Opera Browser Gets Fraud Protection

Opera Software is adding fraud and phishing protection to the next release of its free Web browser, version 9.1. The technology follows similar features coming in Firefox 2.0 and Internet Explorer 7, but takes a slightly different approach. Phishing scams and other fraudulent Web sites have continued to pose a major threat to Web surfers. […]

Opera Software is adding fraud and phishing protection to the next release of its free Web browser, version 9.1. The technology follows similar features coming in Firefox 2.0 and Internet Explorer 7, but takes a slightly different approach.

Phishing scams and other fraudulent Web sites have continued to pose a major threat to Web surfers. The Anti-Phishing Working Group said last month that phishing sites increased to 14,191, a new record. Scammers often pose as banks, ISPs and even government agencies in order to steal consumers' identity information.

Opera previously introduced warnings related to fraudulent URLs and SSL certificates. Now, the browser will actively check to see whether a Web site is trusted or a known fraud site. Specifically, when visiting a new site for the first time, the browser connects to a database operated by Opera.

If the site is known, a "i" will display at the right side of the address bar. If the site is unknown, a "?" will display. A fraudulent site will cause Opera to display a warning and prevent the user from connecting to it. Users can override the warning and visit the site if they so please.

Firefox 2.0, meanwhile, uses a blacklist that is stored locally. Users can opt to enable real-time fraud checking, which utilizes a database provided by Google and other security firms. Opera says it chose to turn on real-time protection by default, as most phishing attacks only last a short period of time and would be missed by an outdated blacklist.

Although some users may be concerned about privacy implications, Opera explains that its browser will only send the minimum information needed to check to see whether a site is fraudulent, and will then store the response for future use.

"We don't store information on our servers that let us track individual users. IP addresses are discarded and we don't use cookies or other session information. No information goes directly to third parties, all communication goes through our own servers," the company said in a blog posting. "The requests go over HTTP, but the replies will be signed by the server to make sure they are genuine."

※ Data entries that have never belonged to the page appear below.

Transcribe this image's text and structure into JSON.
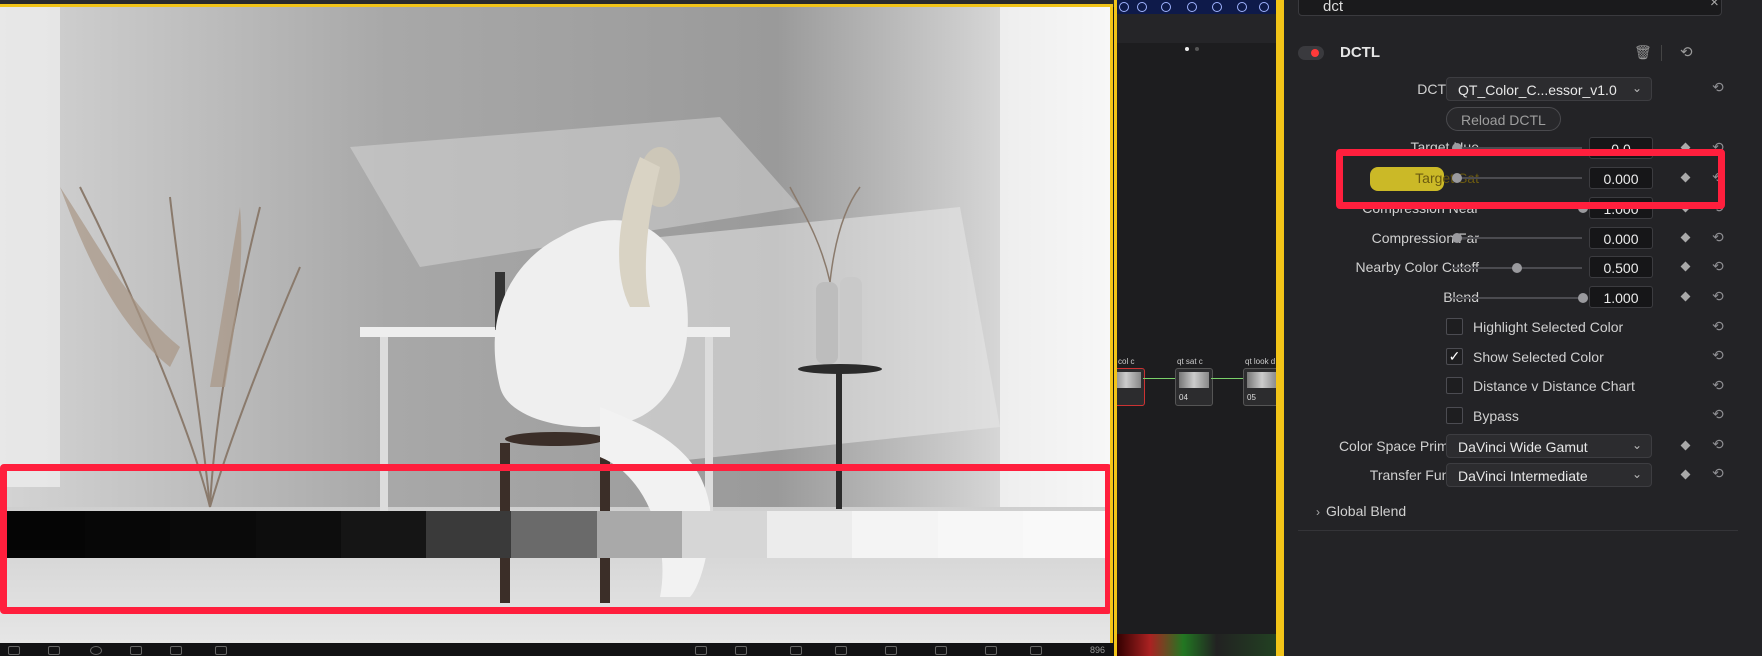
{
  "viewer": {
    "timecode": "896",
    "grayscale_ramp": [
      "#050505",
      "#070707",
      "#0a0a0a",
      "#0d0d0d",
      "#151515",
      "#3a3a3a",
      "#6a6a6a",
      "#a9a9a9",
      "#d6d6d6",
      "#ececec",
      "#f4f4f4",
      "#f7f7f7",
      "#f9f9f9"
    ]
  },
  "nodes": {
    "labels": [
      "col c",
      "qt sat c",
      "qt look d..."
    ],
    "numbers": [
      "",
      "04",
      "05"
    ]
  },
  "inspector": {
    "search_value": "dct",
    "search_clear": "×",
    "header_title": "DCTL",
    "rows": {
      "dctl_list_label": "DCTL List",
      "dctl_list_value": "QT_Color_C...essor_v1.0",
      "reload_label": "Reload DCTL",
      "target_hue_label": "Target Hue",
      "target_hue_value": "0.0",
      "target_sat_label": "Target Sat",
      "target_sat_value": "0.000",
      "compression_near_label": "Compression Near",
      "compression_near_value": "1.000",
      "compression_far_label": "Compression Far",
      "compression_far_value": "0.000",
      "nearby_cutoff_label": "Nearby Color Cutoff",
      "nearby_cutoff_value": "0.500",
      "blend_label": "Blend",
      "blend_value": "1.000",
      "highlight_label": "Highlight Selected Color",
      "show_selected_label": "Show Selected Color",
      "distance_chart_label": "Distance v Distance Chart",
      "bypass_label": "Bypass",
      "primaries_label": "Color Space Primaries",
      "primaries_value": "DaVinci Wide Gamut",
      "transfer_label": "Transfer Function",
      "transfer_value": "DaVinci Intermediate",
      "global_blend_label": "Global Blend"
    },
    "checks": {
      "highlight": false,
      "show_selected": true,
      "distance_chart": false,
      "bypass": false
    },
    "levels": {
      "target_sat": 0.0,
      "compression_far": 0.0,
      "nearby_cutoff": 0.5,
      "blend": 1.0
    }
  },
  "colors": {
    "accent_yellow": "#f2c418",
    "annotation_red": "#ff1f3d",
    "marker_yellow": "#e9d428"
  }
}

Opera is utilizing a database of Web sites provided by GeoTrust, which was recently acquired by VeriSign. GeoTrust currently offers a browser toolbar that enables similar fraud checking. Still, the feature can be disabled if users are concerned, Opera notes.